-- Dataset content follows --

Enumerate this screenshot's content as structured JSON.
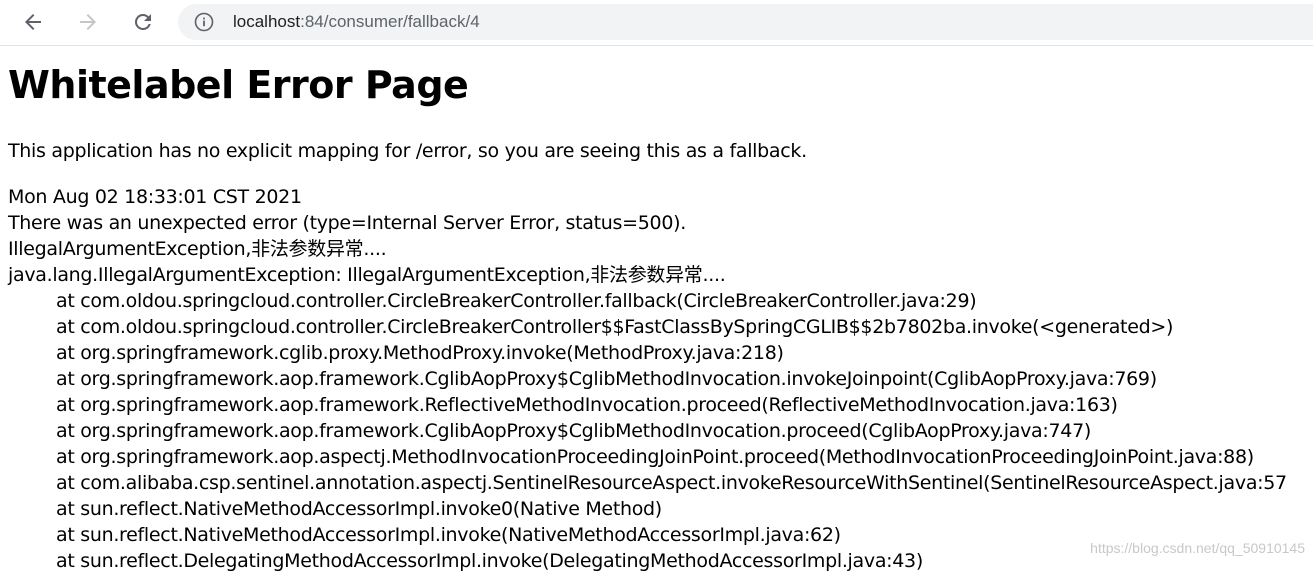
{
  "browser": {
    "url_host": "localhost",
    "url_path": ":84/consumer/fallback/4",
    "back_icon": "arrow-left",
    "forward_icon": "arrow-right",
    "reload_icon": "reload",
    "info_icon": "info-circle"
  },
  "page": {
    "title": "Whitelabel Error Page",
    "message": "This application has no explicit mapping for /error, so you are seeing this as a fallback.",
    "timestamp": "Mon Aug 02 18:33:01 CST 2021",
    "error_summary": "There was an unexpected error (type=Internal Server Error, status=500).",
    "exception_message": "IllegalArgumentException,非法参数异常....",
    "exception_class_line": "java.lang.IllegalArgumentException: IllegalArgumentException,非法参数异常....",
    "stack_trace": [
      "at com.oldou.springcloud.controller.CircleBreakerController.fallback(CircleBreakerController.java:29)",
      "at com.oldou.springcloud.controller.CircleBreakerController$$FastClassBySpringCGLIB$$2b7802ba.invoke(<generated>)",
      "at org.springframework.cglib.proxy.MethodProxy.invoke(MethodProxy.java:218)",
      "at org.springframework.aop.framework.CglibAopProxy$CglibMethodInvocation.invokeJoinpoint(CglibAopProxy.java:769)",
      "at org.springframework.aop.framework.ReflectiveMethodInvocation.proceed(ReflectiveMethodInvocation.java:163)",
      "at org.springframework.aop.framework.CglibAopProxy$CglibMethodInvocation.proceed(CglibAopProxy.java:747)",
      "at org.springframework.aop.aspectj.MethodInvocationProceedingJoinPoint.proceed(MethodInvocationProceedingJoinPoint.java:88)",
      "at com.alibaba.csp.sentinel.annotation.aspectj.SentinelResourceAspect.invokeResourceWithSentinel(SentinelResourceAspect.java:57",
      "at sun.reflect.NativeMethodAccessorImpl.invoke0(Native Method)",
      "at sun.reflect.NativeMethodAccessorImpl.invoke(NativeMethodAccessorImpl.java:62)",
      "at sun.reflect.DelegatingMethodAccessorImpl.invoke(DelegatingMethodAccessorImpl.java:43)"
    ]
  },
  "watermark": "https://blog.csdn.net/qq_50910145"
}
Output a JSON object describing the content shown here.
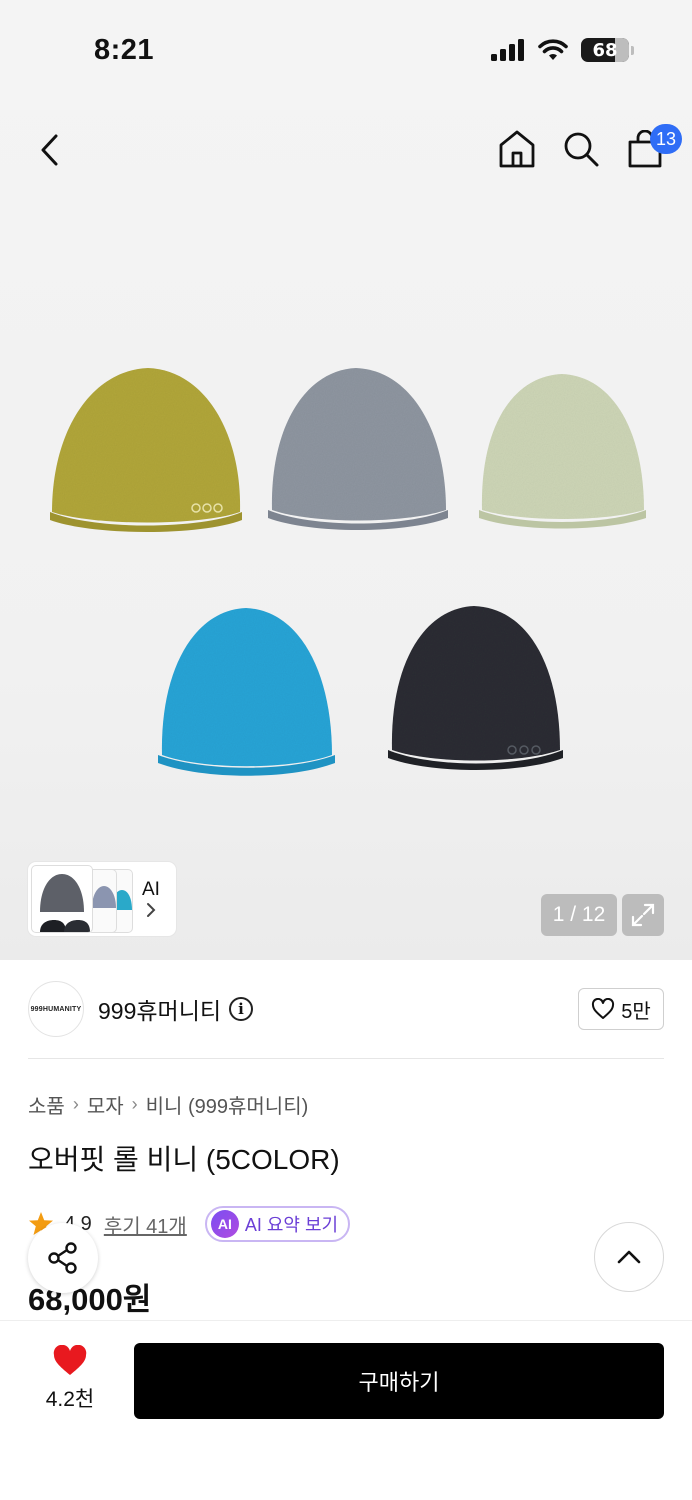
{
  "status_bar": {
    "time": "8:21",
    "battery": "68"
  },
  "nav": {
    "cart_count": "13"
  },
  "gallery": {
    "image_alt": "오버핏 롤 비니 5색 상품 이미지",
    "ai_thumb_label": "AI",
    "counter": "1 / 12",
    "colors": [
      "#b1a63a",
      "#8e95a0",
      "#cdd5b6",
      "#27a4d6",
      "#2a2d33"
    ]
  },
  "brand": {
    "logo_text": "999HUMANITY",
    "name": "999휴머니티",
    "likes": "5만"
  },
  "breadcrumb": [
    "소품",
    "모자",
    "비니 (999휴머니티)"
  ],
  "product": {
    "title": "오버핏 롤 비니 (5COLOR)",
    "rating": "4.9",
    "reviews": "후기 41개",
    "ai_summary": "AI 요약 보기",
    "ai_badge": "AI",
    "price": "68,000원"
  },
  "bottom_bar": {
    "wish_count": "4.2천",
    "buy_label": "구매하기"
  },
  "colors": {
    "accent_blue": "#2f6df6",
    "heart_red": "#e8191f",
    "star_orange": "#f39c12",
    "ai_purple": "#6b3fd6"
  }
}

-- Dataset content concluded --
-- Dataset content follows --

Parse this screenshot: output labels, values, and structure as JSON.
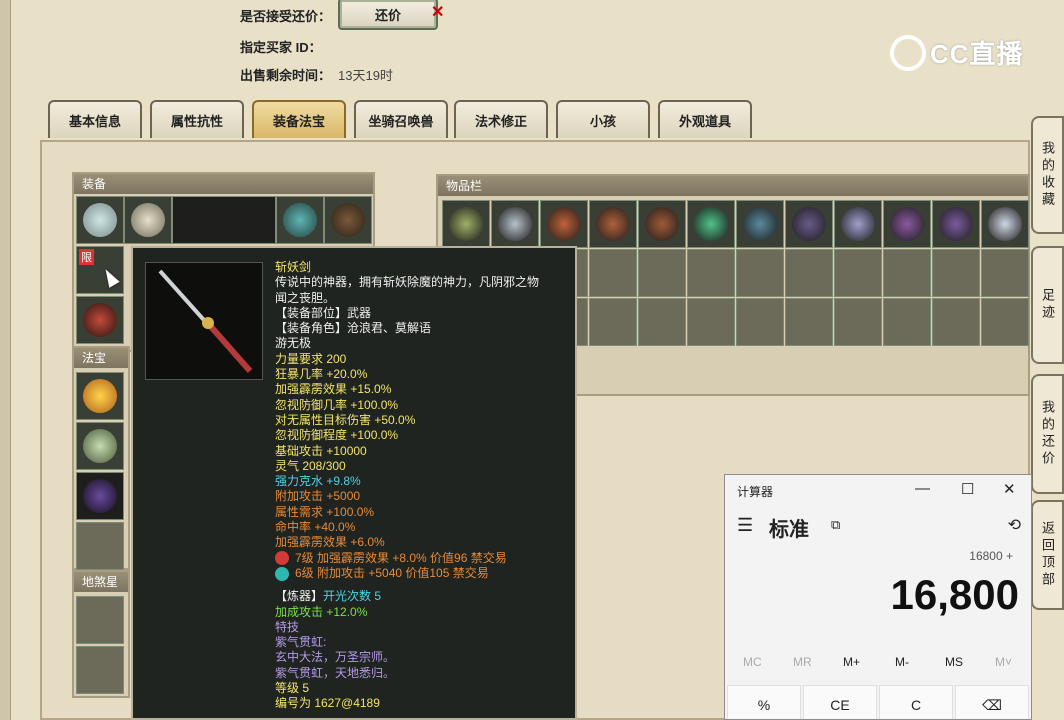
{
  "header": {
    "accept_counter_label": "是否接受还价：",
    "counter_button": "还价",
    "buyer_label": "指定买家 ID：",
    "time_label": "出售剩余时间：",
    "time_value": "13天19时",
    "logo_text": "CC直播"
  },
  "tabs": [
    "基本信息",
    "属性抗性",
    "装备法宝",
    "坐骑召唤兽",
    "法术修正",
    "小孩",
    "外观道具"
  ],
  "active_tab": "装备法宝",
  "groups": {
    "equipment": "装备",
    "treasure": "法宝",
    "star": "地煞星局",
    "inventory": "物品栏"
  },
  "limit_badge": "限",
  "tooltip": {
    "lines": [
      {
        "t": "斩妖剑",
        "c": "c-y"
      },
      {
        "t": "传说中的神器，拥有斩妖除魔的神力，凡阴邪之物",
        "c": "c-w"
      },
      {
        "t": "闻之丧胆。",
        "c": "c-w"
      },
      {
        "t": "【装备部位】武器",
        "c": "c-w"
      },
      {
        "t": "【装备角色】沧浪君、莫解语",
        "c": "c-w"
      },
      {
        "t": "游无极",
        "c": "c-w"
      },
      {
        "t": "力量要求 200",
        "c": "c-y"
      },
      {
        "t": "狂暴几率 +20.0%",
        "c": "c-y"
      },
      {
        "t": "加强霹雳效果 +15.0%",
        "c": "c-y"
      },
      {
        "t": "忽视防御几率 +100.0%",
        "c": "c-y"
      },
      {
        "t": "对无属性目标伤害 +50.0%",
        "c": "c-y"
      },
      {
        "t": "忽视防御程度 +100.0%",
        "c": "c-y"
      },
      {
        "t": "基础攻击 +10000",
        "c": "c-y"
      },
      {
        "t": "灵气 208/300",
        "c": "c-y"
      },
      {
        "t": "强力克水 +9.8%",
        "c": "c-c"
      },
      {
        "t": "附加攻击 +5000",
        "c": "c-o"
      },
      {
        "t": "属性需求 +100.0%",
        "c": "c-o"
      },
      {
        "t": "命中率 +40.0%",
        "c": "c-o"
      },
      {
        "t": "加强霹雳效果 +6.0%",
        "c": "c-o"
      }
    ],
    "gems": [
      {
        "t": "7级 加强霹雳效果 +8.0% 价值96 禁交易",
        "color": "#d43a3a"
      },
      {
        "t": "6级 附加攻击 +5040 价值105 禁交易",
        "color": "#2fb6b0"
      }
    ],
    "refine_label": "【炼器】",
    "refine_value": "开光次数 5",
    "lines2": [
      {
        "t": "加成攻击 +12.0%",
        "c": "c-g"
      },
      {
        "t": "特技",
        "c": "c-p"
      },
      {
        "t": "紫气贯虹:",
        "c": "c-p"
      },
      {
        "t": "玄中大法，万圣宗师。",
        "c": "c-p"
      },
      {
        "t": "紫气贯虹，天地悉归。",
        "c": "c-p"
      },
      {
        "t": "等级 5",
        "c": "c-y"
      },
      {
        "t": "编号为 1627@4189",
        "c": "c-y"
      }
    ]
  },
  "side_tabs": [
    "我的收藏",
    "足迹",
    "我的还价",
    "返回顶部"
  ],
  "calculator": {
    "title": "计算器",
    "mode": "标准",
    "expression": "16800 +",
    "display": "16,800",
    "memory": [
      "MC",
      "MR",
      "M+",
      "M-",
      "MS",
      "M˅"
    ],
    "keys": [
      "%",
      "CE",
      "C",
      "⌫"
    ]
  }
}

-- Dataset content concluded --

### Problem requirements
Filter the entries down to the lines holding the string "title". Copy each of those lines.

### Task solution
    "title": "Whitelabel Error Page",
    "title": "오버핏 롤 비니 (5COLOR)",
    "title": "计算器",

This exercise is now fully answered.